WHAT IS BEING ASKED:
Where the records hold the string "JSON", show the whole line it sits on.

DATASET:
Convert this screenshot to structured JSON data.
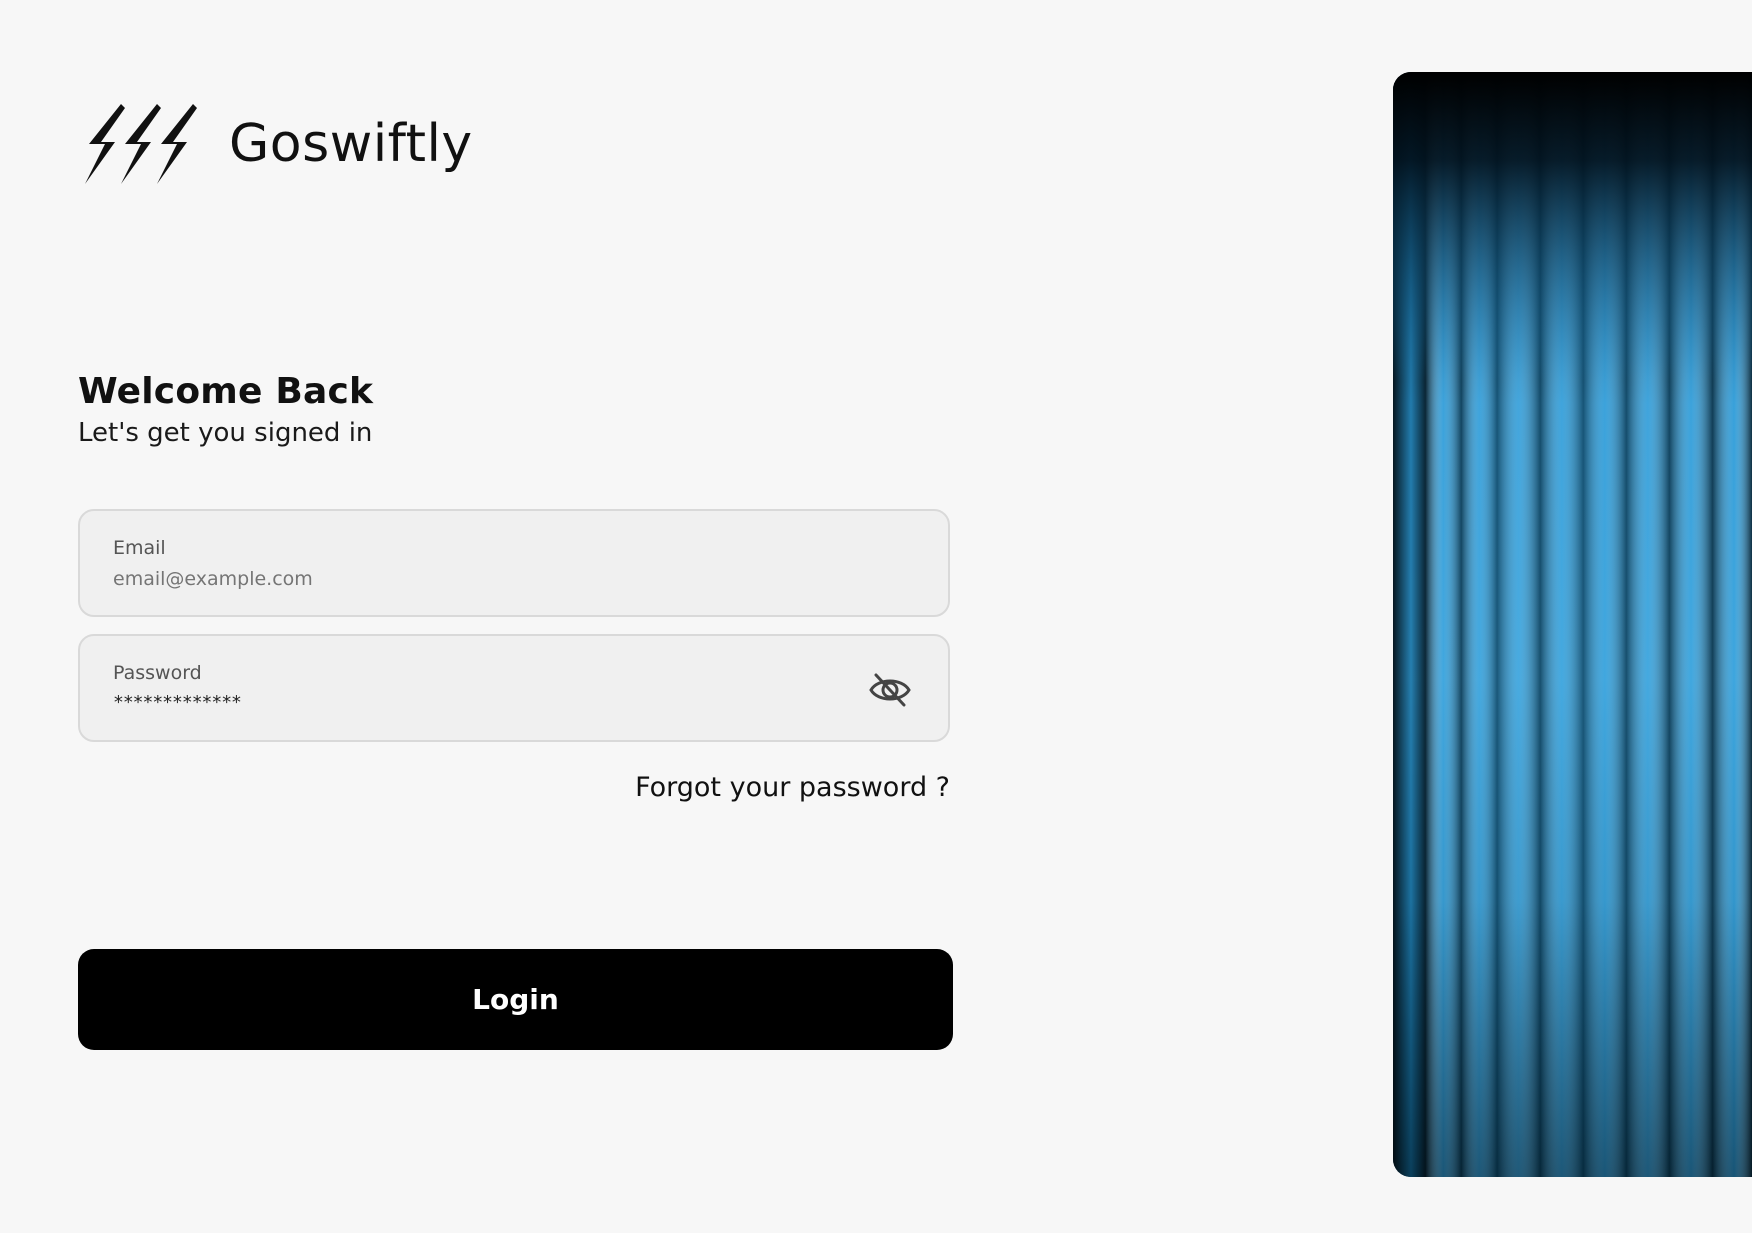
{
  "brand": {
    "name": "Goswiftly",
    "logo_icon": "lightning-bolts-icon"
  },
  "heading": {
    "title": "Welcome Back",
    "subtitle": "Let's get you signed in"
  },
  "form": {
    "email": {
      "label": "Email",
      "placeholder": "email@example.com",
      "value": ""
    },
    "password": {
      "label": "Password",
      "value": "*************",
      "toggle_icon": "eye-off-icon"
    },
    "forgot_label": "Forgot your password ?",
    "login_label": "Login"
  },
  "colors": {
    "background": "#f7f7f7",
    "field_background": "#f0f0f0",
    "field_border": "#d9d9d9",
    "button": "#000000",
    "button_text": "#ffffff",
    "hero_accent": "#2a9ad8"
  },
  "hero": {
    "description_icon": "blue-curtain-image"
  }
}
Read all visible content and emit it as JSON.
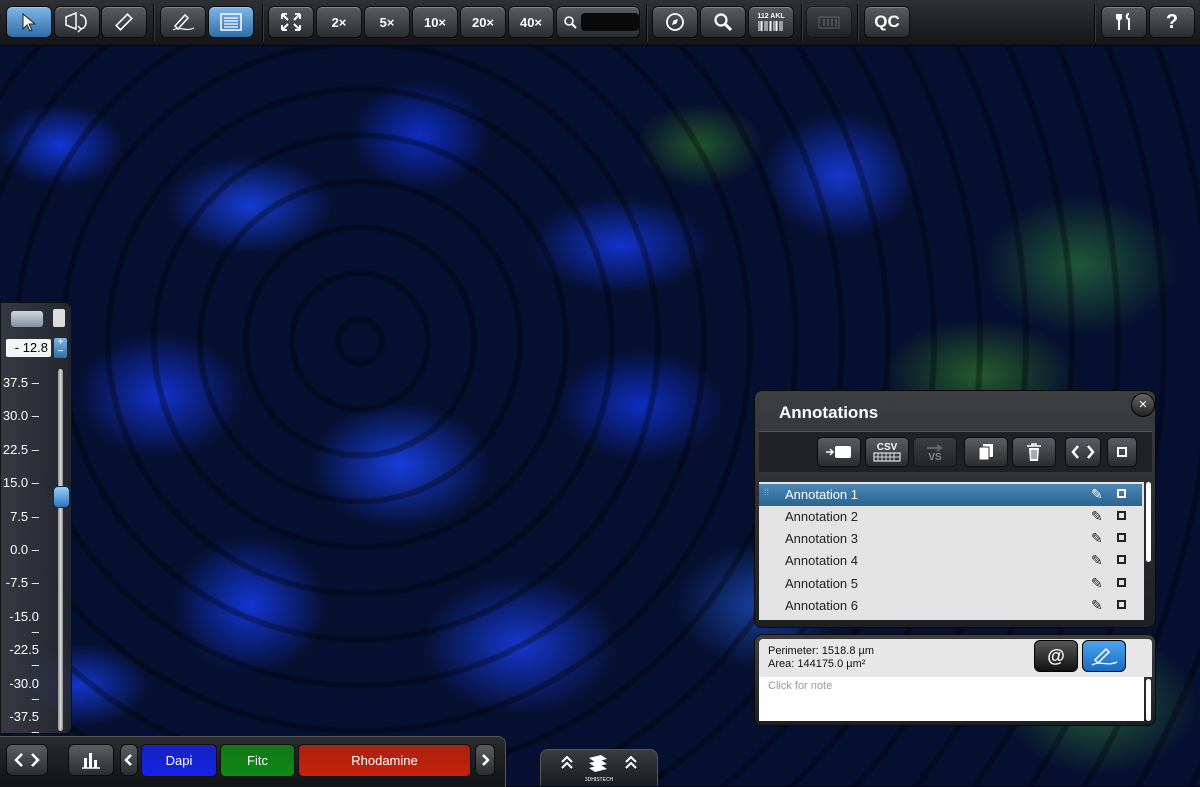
{
  "toolbar": {
    "zoom_buttons": [
      "2×",
      "5×",
      "10×",
      "20×",
      "40×"
    ],
    "barcode_label": "112 AKL",
    "qc_label": "QC",
    "help_label": "?"
  },
  "scale_panel": {
    "current_value": "- 12.8",
    "ticks": [
      "37.5 –",
      "30.0 –",
      "22.5 –",
      "15.0 –",
      "7.5 –",
      "0.0 –",
      "-7.5 –",
      "-15.0 –",
      "-22.5 –",
      "-30.0 –",
      "-37.5 –"
    ],
    "slider_value": 12.8,
    "slider_range": [
      -37.5,
      37.5
    ]
  },
  "annotations": {
    "title": "Annotations",
    "close_label": "×",
    "csv_label": "CSV",
    "vs_label": "VS",
    "items": [
      {
        "label": "Annotation 1",
        "selected": true
      },
      {
        "label": "Annotation 2",
        "selected": false
      },
      {
        "label": "Annotation 3",
        "selected": false
      },
      {
        "label": "Annotation 4",
        "selected": false
      },
      {
        "label": "Annotation 5",
        "selected": false
      },
      {
        "label": "Annotation 6",
        "selected": false
      }
    ]
  },
  "measurements": {
    "perimeter": "Perimeter: 1518.8 µm",
    "area": "Area: 144175.0 µm²",
    "at_label": "@"
  },
  "note": {
    "placeholder": "Click for note"
  },
  "channels": [
    {
      "label": "Dapi",
      "color": "#1522e6"
    },
    {
      "label": "Fitc",
      "color": "#0e8a14"
    },
    {
      "label": "Rhodamine",
      "color": "#c8220c"
    }
  ],
  "brand": {
    "label": "3DHISTECH"
  },
  "colors": {
    "accent": "#2f6ea8",
    "selection": "#2a6592"
  }
}
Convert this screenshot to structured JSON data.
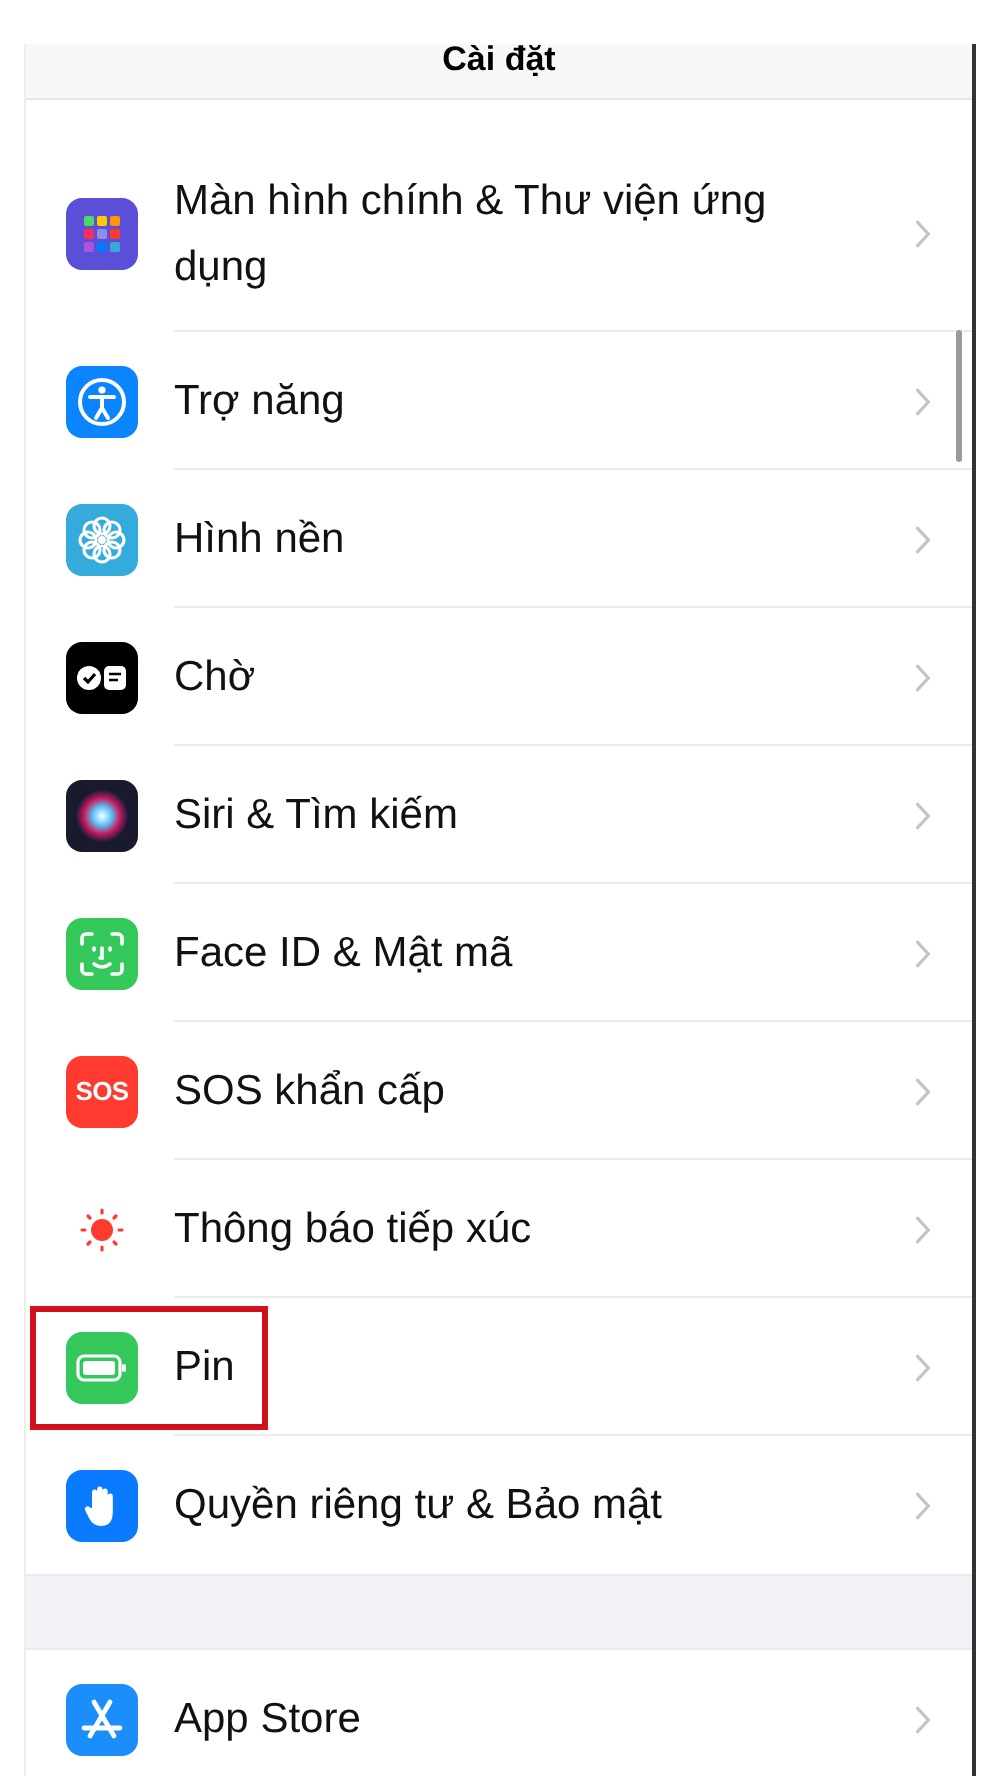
{
  "header": {
    "title": "Cài đặt"
  },
  "groups": [
    {
      "items": [
        {
          "kind": "grid",
          "label": "Màn hình chính & Thư viện ứng dụng",
          "highlighted": false
        },
        {
          "kind": "accessibility",
          "label": "Trợ năng",
          "highlighted": false
        },
        {
          "kind": "flower",
          "label": "Hình nền",
          "highlighted": false
        },
        {
          "kind": "standby",
          "label": "Chờ",
          "highlighted": false
        },
        {
          "kind": "siri",
          "label": "Siri & Tìm kiếm",
          "highlighted": false
        },
        {
          "kind": "faceid",
          "label": "Face ID & Mật mã",
          "highlighted": false
        },
        {
          "kind": "sos",
          "icon_label": "SOS",
          "label": "SOS khẩn cấp",
          "highlighted": false
        },
        {
          "kind": "exposure",
          "label": "Thông báo tiếp xúc",
          "highlighted": false
        },
        {
          "kind": "battery",
          "label": "Pin",
          "highlighted": true
        },
        {
          "kind": "hand",
          "label": "Quyền riêng tư & Bảo mật",
          "highlighted": false
        }
      ]
    },
    {
      "items": [
        {
          "kind": "appstore",
          "label": "App Store",
          "highlighted": false
        }
      ]
    }
  ]
}
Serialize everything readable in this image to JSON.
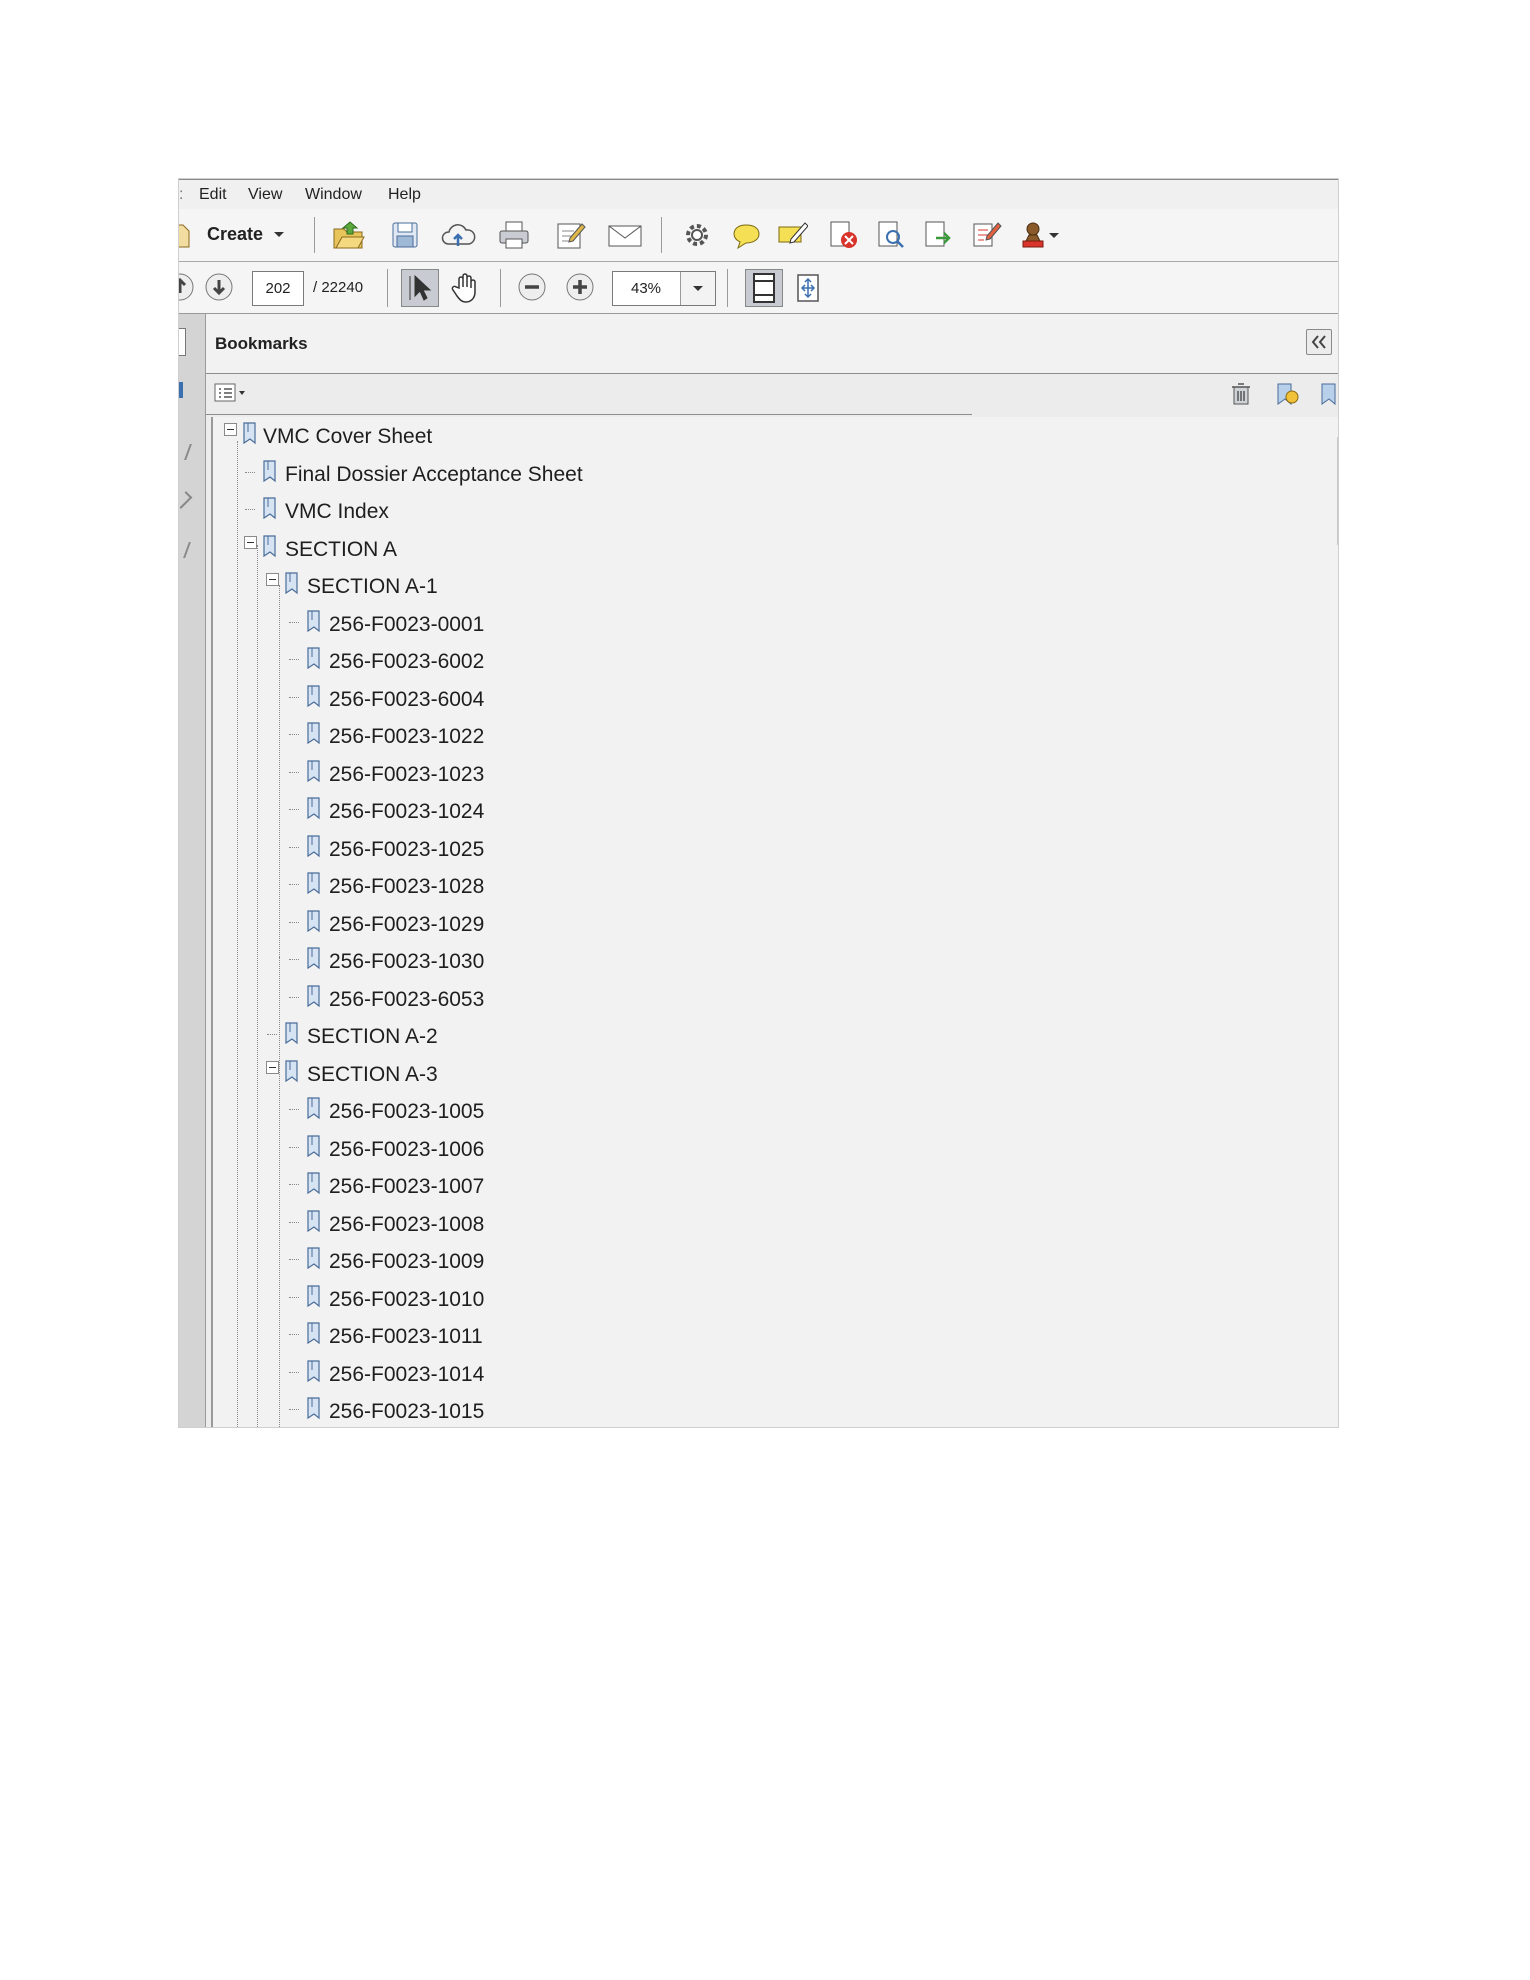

TASK ANSWER:
Convert this screenshot to structured JSON data.
Read all visible content and emit it as JSON.
Convert this screenshot to structured JSON data.
Serialize everything readable in this image to JSON.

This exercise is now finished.